------ Supplied records

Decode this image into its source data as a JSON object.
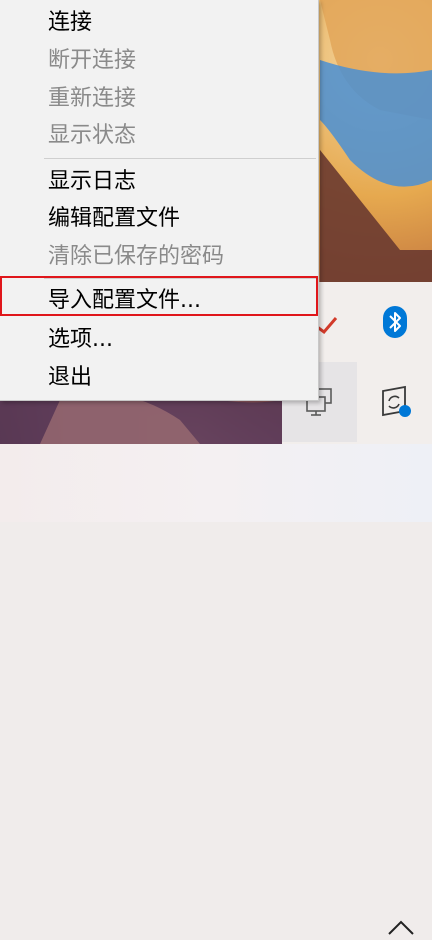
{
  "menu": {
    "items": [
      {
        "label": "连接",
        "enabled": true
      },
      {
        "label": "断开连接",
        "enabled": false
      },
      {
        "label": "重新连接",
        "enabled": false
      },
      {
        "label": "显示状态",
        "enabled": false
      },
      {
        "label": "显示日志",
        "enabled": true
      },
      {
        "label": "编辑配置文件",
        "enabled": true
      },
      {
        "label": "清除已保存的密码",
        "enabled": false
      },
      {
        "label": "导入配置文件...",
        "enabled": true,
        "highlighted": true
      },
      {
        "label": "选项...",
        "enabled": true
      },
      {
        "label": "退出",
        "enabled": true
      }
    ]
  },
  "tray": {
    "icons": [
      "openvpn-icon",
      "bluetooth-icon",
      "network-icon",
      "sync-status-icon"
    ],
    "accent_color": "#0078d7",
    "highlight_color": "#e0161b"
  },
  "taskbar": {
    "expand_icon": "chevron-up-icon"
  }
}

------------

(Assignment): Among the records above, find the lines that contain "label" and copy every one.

(Solution for this exercise):
        "label": "连接",
        "label": "断开连接",
        "label": "重新连接",
        "label": "显示状态",
        "label": "显示日志",
        "label": "编辑配置文件",
        "label": "清除已保存的密码",
        "label": "导入配置文件...",
        "label": "选项...",
        "label": "退出",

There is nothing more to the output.